By LAURA REILEY
Times Food Critic
CLEARWATER — It has been a couple of years since Edyth James closed Saffron's Caribbean Restaurant in Jungle Prada on Park Street. Her sister, Jackie Hill, has kept jerk chicken, curried goat and all the Jamaican classics within reach with Saffron's Catering, but after the death of her beloved husband, "Cheffie," James needed a change.
She worked with John Warren to open Savannah's Cafe in St. Petersburg, turning her attention to the foods of the Deep South. She left there last Thanksgiving, and after a recent mission trip with a buddy to Belize, she returned to find her kids excited. They'd found the perfect place.

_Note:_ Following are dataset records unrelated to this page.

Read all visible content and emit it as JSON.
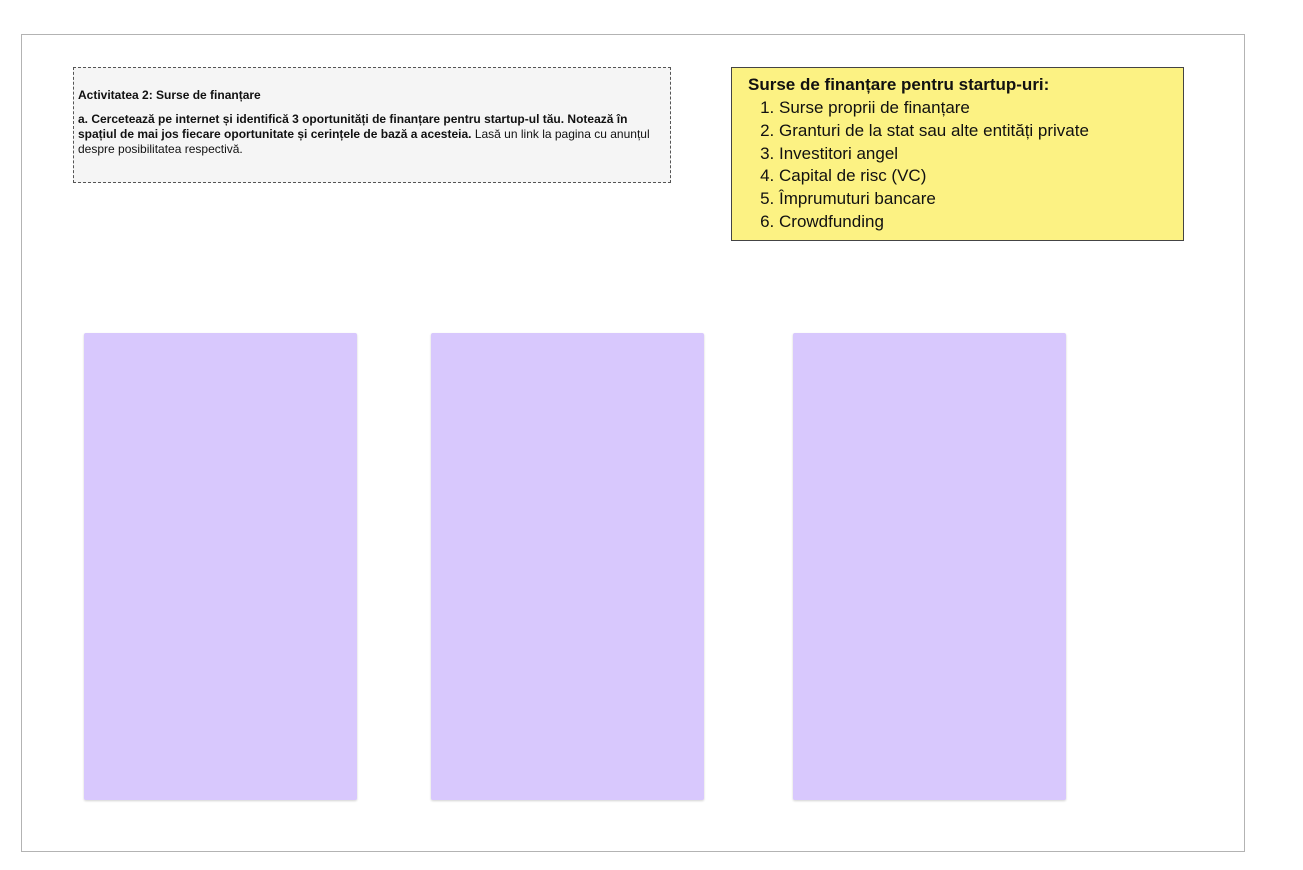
{
  "instructions": {
    "title": "Activitatea 2: Surse de finanțare",
    "task_bold": "a. Cercetează pe internet și identifică 3 oportunități de finanțare pentru startup-ul tău. Notează în spațiul de mai jos fiecare oportunitate și cerințele de bază a acesteia.",
    "task_regular": " Lasă un link la pagina cu anunțul despre posibilitatea respectivă."
  },
  "sources": {
    "heading": "Surse de finanțare pentru startup-uri:",
    "items": [
      "Surse proprii de finanțare",
      "Granturi de la stat sau alte entități private",
      "Investitori angel",
      "Capital de risc (VC)",
      "Împrumuturi bancare",
      "Crowdfunding"
    ]
  },
  "colors": {
    "sticky_yellow": "#fcf283",
    "sticky_purple": "#d8c8fd",
    "instruction_bg": "#f5f5f5"
  }
}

It's in downtown Clearwater, a casual cafe spot with room to spread out. The previous tenant's wall murals of the Acropolis provide a quirky red herring, but Callaloo's Caribbean Cafe has resurrected all the Jamaican comfort foods that made Saffron's beloved. It's a lunch place mostly, with some people zipping by in the late afternoon for a little take-home dinner package of oxtail and butter beans ($9.95) or stew peas and rice ($6.95).
This last is my favorite dish, a party of flavors and colors: Coconut milk gives the whole thing lushness, the rice and soft red beans studded with planks of cooked sweet potato and sweet onion, sprigs of fresh thyme giving it a sophisticated herbal note. A dish that traditionally has salt beef and stew beef in it, this one was delightfully vegetarian.

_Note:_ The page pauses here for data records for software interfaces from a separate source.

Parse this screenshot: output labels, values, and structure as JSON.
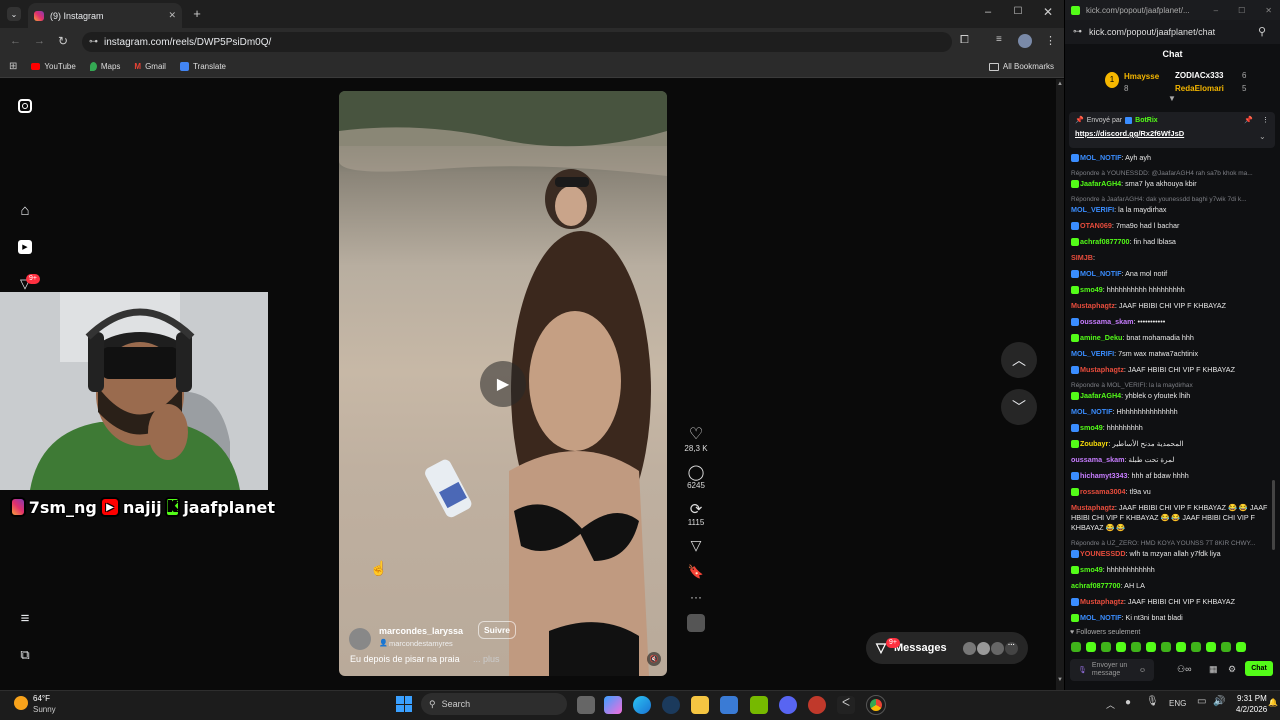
{
  "browser": {
    "tab_title": "(9) Instagram",
    "url": "instagram.com/reels/DWP5PsiDm0Q/",
    "bookmarks": [
      "YouTube",
      "Maps",
      "Gmail",
      "Translate"
    ],
    "all_bookmarks": "All Bookmarks"
  },
  "instagram": {
    "notification_badge": "9+",
    "reel": {
      "username": "marcondes_laryssa",
      "follow_label": "Suivre",
      "collab": "marcondestamyres",
      "caption": "Eu depois de pisar na praia",
      "more": "... plus"
    },
    "actions": {
      "likes": "28,3 K",
      "comments": "6245",
      "reposts": "1115"
    },
    "messages_label": "Messages",
    "messages_badge": "9+"
  },
  "stream_overlay": {
    "instagram": "7sm_ng",
    "youtube": "najij",
    "kick": "jaafplanet"
  },
  "kick": {
    "window_url_small": "kick.com/popout/jaafplanet/...",
    "url": "kick.com/popout/jaafplanet/chat",
    "chat_title": "Chat",
    "gifters": [
      {
        "name": "Hmaysse",
        "count": "8"
      },
      {
        "name": "ZODIACx333",
        "count": "6"
      },
      {
        "name": "RedaElomari",
        "count": "5"
      }
    ],
    "pinned": {
      "sent_by": "Envoyé par",
      "bot": "BotRix",
      "link": "https://discord.gg/Rx2f6WfJsD"
    },
    "messages": [
      {
        "user": "MOL_NOTIF",
        "text": "Ayh ayh",
        "color": "#3a8dff"
      },
      {
        "reply": "Répondre à YOUNESSDD: @JaafarAGH4 rah sa7b khok ma...",
        "user": "JaafarAGH4",
        "text": "sma7 lya akhouya kbir",
        "color": "#53fc18"
      },
      {
        "reply": "Répondre à JaafarAGH4: dak younessdd baghi y7wik 7di k...",
        "user": "MOL_VERIFI",
        "text": "la la maydirhax",
        "color": "#3a8dff"
      },
      {
        "user": "OTAN069",
        "text": "7ma9o had l bachar",
        "color": "#e74c3c"
      },
      {
        "user": "achraf0877700",
        "text": "fin had lblasa",
        "color": "#53fc18"
      },
      {
        "user": "SIMJB",
        "text": "",
        "color": "#e74c3c"
      },
      {
        "user": "MOL_NOTIF",
        "text": "Ana mol notif",
        "color": "#3a8dff"
      },
      {
        "user": "smo49",
        "text": "hhhhhhhhhh hhhhhhhhh",
        "color": "#53fc18"
      },
      {
        "user": "Mustaphagtz",
        "text": "JAAF HBIBI CHI VIP F KHBAYAZ",
        "color": "#e74c3c"
      },
      {
        "user": "oussama_skam",
        "text": "•••••••••••",
        "color": "#c77dff"
      },
      {
        "user": "amine_Deku",
        "text": "bnat mohamadia hhh",
        "color": "#53fc18"
      },
      {
        "user": "MOL_VERIFI",
        "text": "7sm wax matwa7achtinix",
        "color": "#3a8dff"
      },
      {
        "user": "Mustaphagtz",
        "text": "JAAF HBIBI CHI VIP F KHBAYAZ",
        "color": "#e74c3c"
      },
      {
        "reply": "Répondre à MOL_VERIFI: la la maydirhax",
        "user": "JaafarAGH4",
        "text": "yhblek o yfoutek lhih",
        "color": "#53fc18"
      },
      {
        "user": "MOL_NOTIF",
        "text": "Hhhhhhhhhhhhhhh",
        "color": "#3a8dff"
      },
      {
        "user": "smo49",
        "text": "hhhhhhhhh",
        "color": "#53fc18"
      },
      {
        "user": "Zoubayr",
        "text": "المحمدية مدنح الأساطير",
        "color": "#f5d90a"
      },
      {
        "user": "oussama_skam",
        "text": "لمرة تحت طبلة",
        "color": "#c77dff"
      },
      {
        "user": "hichamyt3343",
        "text": "hhh af bdaw hhhh",
        "color": "#c77dff"
      },
      {
        "user": "rossama3004",
        "text": "tl9a vu",
        "color": "#e74c3c"
      },
      {
        "user": "Mustaphagtz",
        "text": "JAAF HBIBI CHI VIP F KHBAYAZ 😂 😂 JAAF HBIBI CHI VIP F KHBAYAZ 😂 😂 JAAF HBIBI CHI VIP F KHBAYAZ 😂 😂",
        "color": "#e74c3c"
      },
      {
        "reply": "Répondre à UZ_ZERO: HMD KOYA YOUNSS 7T 8KIR CHWY...",
        "user": "YOUNESSDD",
        "text": "wlh ta mzyan allah y7fdk liya",
        "color": "#e74c3c"
      },
      {
        "user": "smo49",
        "text": "hhhhhhhhhhhh",
        "color": "#53fc18"
      },
      {
        "user": "achraf0877700",
        "text": "AH LA",
        "color": "#53fc18"
      },
      {
        "user": "Mustaphagtz",
        "text": "JAAF HBIBI CHI VIP F KHBAYAZ",
        "color": "#e74c3c"
      },
      {
        "user": "MOL_NOTIF",
        "text": "Ki nt3ni bnat bladi",
        "color": "#3a8dff"
      }
    ],
    "followers_only": "Followers seulement",
    "input_placeholder": "Envoyer un message",
    "chat_button": "Chat"
  },
  "taskbar": {
    "weather_temp": "64°F",
    "weather_desc": "Sunny",
    "search_placeholder": "Search",
    "language": "ENG",
    "time": "9:31 PM",
    "date": "4/2/2026"
  }
}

Callaloo's, named for a Caribbean water spinach, is a family affair. James is in the kitchen ("I told my kids they'd have to triple my salary, but three times zero is zero, I guess") while son Tennyson Jerome and daughter-in-law Michelle work the front. Plates come out homey and heaped with goodies (a fritterlike johnnycake, a few hot peppers, tangy-sweet sauteed plantain).
Sip a sweet, deep purple hibiscus island tea ($1.89) while you wait for a plate of marinated grilled boneless chicken thighs ladled with James' haunting jerk sauce. Like a complex steak sauce with high notes of allspice and a kick of scotch bonnet heat, the jerk is offered as a plate ($7.95) with rice and peas and onions, or as a sandwich ($6.95), an inviting mess served on soft island bread. It's good either way, as is the curry offered with either chicken ($7.95) or goat ($9.95). I prefer how the musk of the soft goat meat contrasts the sweetness of the coconut curry sauce.
Sandwiches come with either sweet potato fries or a coleslaw studded with hunks of pineapple, the former more alluring.
And for dessert, James' own pineapple upside-down cake ($2.95) is delicious, very Grandma's kitchen and not overly sweet. She may have needed a hiatus from Jamaican cuisine, but we're glad to have her back.
Laura Reiley can be reached at firstname.lastname@example.org or (727) 892-2293. Her blog, the Mouth of Tampa Bay, is at blogs.tampabay.com/dining. Reiley dines anonymously and unannounced. The Times pays all expenses. Advertising has nothing to do with selection for review or the assessment.